I come from a small family, with one younger sister and one girl cousin. Because there were just the three of us, we were close as children, and are close now as women with grown-up children. We’ve had years in between of living far apart, pursuing different lives, and there have been small patches of coolness. What links us though is stronger than anything that might divide us. As an adult I’ve only once fallen out with my sister, at a time when we were each suffering severe stress. We were both utterly miserable until we sorted things out.
In Tell Me Where You Are Frances is the oldest sister, the sensible one, but there is a good reason she’s alienated from Susan. Susan went off with her husband when their children were tiny, and that’s something hard to forgive anyone, let alone your sister. Gillian, the youngest, has her own problems, but she has lost Susan too – what Susan did has ripped her out of the family altogether.
One of my favourite novels when I was a child, was Little Women. There can’t be any girl who’s read it who doesn’t identify with one or other of the March sisters. I of course was Jo; my sister, Meg. She was the one content with home and family; I was the restless one, writing stories in cheap notebooks. I still can’t see why Jo should have been required (by saintly Marmee) to forgive Amy for destroying her manuscript. Just about as bad as going off with your husband (or worse….)

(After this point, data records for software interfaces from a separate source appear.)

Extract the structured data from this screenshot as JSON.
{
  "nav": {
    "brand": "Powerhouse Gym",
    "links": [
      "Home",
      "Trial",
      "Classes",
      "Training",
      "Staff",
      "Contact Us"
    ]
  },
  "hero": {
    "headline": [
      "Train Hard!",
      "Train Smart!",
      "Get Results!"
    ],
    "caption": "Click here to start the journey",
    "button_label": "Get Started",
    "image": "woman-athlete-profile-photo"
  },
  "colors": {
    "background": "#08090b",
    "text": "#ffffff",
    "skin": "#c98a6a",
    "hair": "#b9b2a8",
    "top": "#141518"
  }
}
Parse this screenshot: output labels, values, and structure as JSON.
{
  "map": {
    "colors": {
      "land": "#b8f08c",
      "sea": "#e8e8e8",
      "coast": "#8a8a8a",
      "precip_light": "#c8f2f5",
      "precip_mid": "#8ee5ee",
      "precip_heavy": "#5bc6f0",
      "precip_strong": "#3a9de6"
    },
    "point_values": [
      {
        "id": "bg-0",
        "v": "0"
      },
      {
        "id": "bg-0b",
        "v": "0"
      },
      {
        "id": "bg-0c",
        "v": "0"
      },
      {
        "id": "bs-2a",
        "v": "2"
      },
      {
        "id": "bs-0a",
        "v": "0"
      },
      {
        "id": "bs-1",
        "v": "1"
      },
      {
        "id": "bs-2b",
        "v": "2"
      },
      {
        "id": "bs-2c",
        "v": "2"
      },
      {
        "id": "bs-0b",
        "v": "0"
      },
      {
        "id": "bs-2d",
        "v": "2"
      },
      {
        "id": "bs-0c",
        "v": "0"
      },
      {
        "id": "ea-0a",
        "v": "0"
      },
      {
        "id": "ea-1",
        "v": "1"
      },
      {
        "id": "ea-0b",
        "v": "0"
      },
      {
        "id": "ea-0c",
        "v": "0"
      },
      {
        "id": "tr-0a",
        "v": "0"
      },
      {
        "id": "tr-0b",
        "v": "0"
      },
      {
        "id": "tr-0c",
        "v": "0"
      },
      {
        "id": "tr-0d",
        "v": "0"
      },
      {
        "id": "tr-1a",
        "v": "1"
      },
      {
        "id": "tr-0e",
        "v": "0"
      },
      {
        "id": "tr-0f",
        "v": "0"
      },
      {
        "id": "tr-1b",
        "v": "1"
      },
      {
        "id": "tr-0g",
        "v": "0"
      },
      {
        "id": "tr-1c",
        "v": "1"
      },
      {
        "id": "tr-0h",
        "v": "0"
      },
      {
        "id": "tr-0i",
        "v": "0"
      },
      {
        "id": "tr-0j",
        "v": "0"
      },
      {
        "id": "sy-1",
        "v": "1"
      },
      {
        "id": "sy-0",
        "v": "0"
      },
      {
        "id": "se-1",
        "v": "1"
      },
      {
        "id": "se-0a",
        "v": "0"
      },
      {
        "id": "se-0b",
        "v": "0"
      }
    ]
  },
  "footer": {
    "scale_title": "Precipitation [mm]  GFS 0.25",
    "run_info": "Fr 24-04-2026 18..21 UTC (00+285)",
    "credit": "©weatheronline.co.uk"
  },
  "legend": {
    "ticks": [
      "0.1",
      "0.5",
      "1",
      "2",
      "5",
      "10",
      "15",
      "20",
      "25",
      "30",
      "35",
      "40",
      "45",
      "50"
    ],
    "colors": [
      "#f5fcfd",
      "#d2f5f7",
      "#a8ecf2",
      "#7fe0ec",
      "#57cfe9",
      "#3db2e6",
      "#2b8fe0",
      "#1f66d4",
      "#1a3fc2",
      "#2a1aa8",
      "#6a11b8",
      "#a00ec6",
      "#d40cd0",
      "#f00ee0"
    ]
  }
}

Jane Austen’s love for her sister Cassandra didn’t stop her from writing about sisters whose mutual understanding was less than perfect: Eleanor and Marianne in Sense and Sensibility(another sensible older sister, note!) the self-centred and shallow Maria and Julia in Mansfield Park; the five sisters in Pride and Prejudice covering the spectrum from intelligent and thoughtful to downright silly. How brilliantly she depicts teenagers in that novel – man-mad Lydia and Kitty and priggish Mary.
Tell Me Where You Are is the one novel I’ve written which elicits the question from readers – are you planning a sequel? I never have. My focus is always on starting again, with a new set of characters and a different story. Each novel seems complete in itself. Yet, as I’ve begun talking about this novel again in the run up to its new publication date, I’ve started thinking about Susan’s story, and what her point of view might have been. Can you write fan fiction about your own work? Hm. Might try this one day.
Families are rich sources of conflict, high emotion and explosive secrets, and the special relationships between siblings is at the core of that. I planned to write about love and marriage in my last novel, A Message from the Other Side, but guess what? The principal characters are two sisters and two brothers.
About The Author
Moira Forsyth grew up in Aberdeen, lived in England for nearly twenty years, and is now in the Highlands. She is the author of four previous novels and many short stories and poems published in anthologies and magazines. Waiting for Lindsay and David’s Sisters, originally published by Sceptre, are now available as e-books from Sandstone Press, which also published The Treacle Well in 2015.